_Prompt_
For each line of the listing that contains "JSON", make a copy and return it.

_Data supplied_
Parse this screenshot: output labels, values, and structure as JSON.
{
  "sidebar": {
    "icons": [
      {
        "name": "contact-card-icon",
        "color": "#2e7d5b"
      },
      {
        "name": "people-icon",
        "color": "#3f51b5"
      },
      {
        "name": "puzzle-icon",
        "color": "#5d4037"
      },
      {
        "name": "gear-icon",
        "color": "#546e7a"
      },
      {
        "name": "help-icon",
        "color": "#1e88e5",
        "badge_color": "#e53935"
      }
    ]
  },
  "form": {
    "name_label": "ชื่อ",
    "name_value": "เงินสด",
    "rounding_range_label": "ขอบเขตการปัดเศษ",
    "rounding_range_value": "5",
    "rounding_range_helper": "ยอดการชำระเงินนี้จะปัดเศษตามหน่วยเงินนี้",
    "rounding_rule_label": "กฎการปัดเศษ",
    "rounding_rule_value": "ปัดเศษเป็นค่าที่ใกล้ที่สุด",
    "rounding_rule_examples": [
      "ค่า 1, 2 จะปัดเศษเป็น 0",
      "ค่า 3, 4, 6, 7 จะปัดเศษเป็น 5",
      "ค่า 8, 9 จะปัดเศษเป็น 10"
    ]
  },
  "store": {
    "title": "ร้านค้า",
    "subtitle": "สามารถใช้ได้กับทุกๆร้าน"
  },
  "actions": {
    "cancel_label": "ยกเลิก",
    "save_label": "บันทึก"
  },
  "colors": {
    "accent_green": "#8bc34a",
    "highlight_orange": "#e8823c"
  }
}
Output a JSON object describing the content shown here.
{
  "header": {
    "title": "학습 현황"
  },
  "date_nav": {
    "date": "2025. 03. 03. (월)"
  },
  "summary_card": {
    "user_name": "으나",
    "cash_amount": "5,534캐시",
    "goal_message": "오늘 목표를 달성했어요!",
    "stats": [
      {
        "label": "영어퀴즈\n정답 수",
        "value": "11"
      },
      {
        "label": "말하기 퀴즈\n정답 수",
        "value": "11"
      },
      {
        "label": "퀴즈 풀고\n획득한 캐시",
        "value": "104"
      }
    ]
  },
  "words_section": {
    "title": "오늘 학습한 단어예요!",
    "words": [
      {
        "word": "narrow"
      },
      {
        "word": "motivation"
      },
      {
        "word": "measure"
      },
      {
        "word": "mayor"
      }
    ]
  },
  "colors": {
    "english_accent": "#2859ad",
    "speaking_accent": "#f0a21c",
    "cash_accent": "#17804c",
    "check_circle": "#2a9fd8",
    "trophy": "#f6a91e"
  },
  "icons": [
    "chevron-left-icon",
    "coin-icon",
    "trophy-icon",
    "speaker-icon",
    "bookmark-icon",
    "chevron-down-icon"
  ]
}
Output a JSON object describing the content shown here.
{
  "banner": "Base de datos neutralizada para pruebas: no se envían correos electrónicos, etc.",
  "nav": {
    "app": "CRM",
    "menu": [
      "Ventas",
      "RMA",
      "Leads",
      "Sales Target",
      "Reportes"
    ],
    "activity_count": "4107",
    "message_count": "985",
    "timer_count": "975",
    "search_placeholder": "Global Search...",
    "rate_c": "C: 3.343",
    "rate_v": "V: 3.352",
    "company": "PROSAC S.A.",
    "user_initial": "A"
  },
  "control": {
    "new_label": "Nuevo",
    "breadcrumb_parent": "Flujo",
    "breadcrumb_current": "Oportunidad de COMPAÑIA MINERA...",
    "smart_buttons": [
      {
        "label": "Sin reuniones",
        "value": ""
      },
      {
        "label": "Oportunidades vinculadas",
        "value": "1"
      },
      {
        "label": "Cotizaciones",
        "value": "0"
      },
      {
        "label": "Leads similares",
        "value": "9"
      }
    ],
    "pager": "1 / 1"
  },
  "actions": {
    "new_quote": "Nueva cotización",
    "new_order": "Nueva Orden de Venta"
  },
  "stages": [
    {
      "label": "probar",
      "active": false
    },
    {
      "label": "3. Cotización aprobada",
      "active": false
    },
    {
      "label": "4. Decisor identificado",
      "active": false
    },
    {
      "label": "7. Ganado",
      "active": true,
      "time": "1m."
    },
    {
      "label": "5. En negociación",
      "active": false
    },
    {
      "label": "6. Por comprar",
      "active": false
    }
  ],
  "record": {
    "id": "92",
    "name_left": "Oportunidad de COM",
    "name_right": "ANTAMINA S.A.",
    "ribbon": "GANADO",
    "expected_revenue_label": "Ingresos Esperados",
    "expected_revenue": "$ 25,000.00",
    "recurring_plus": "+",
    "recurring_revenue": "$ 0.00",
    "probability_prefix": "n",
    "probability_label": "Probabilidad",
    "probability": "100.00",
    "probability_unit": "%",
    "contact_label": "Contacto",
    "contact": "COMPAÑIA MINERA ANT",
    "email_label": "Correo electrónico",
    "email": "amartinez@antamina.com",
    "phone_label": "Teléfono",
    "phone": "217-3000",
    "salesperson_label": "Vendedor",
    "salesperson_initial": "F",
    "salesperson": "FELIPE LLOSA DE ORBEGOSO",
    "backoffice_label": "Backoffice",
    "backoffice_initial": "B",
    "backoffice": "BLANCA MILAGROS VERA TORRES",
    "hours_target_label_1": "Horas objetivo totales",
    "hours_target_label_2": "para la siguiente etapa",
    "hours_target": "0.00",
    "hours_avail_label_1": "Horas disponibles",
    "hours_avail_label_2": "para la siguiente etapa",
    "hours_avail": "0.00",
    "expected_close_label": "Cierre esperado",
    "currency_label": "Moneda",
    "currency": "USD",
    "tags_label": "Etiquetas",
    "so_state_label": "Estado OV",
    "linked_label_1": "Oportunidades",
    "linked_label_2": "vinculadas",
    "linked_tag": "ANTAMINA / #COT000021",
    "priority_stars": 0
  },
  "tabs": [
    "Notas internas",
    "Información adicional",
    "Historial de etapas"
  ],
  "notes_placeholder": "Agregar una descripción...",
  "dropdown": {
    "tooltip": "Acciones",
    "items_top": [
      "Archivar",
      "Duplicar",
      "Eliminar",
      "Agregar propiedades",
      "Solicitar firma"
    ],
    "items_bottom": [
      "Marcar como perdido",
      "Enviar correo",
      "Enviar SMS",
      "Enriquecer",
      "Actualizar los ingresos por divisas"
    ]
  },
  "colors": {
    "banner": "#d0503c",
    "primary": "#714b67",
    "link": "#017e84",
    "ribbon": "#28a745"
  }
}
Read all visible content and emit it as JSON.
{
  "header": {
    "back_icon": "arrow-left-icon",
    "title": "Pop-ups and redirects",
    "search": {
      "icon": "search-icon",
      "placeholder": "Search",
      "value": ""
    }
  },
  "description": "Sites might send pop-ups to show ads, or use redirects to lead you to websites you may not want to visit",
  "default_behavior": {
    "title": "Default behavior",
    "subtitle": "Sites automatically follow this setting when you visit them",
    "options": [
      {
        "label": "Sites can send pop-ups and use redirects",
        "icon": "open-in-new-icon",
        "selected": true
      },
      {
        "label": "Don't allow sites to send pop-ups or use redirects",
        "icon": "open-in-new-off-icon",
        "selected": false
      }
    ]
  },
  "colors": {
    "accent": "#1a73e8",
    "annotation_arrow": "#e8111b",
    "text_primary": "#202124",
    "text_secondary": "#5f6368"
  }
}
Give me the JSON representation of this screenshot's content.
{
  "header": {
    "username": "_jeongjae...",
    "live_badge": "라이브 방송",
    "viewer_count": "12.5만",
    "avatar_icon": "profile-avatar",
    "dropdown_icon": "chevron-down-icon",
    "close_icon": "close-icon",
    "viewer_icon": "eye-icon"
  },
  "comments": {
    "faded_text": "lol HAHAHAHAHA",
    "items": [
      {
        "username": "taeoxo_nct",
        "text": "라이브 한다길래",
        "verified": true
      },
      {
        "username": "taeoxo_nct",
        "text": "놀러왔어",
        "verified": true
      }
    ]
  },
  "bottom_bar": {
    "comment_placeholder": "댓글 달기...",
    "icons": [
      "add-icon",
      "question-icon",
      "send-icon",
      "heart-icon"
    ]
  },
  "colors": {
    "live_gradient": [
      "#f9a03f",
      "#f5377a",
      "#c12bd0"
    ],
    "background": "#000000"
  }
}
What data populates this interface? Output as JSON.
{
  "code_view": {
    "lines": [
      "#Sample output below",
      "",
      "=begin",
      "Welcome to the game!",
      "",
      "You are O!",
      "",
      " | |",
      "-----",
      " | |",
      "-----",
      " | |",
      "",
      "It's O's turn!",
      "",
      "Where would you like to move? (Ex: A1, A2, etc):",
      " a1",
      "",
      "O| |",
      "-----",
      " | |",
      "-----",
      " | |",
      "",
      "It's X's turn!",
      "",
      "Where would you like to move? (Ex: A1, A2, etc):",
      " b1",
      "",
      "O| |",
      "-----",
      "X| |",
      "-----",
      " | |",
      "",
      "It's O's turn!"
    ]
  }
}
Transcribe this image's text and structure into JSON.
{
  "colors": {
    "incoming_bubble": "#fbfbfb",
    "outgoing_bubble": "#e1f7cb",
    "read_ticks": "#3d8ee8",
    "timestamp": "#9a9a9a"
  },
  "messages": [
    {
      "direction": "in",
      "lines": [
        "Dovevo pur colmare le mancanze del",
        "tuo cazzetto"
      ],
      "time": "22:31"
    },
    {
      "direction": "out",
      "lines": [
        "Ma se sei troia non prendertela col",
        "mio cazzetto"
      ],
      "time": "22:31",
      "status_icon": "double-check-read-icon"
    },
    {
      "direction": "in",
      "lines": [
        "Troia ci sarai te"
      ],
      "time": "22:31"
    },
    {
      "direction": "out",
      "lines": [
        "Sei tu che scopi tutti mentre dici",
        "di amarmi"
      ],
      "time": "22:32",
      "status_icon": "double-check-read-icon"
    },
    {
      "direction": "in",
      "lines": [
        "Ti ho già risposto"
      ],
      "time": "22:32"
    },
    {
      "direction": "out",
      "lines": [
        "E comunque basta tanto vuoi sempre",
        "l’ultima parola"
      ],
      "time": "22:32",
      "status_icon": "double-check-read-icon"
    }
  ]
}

_Exercise output_
Parse this screenshot: output labels, values, and structure as JSON.
Output a JSON object describing the content shown here.
Output a JSON object describing the content shown here.
Read all visible content and emit it as JSON.
Give me the JSON representation of this screenshot's content.
What data populates this interface? Output as JSON.
Transcribe this image's text and structure into JSON.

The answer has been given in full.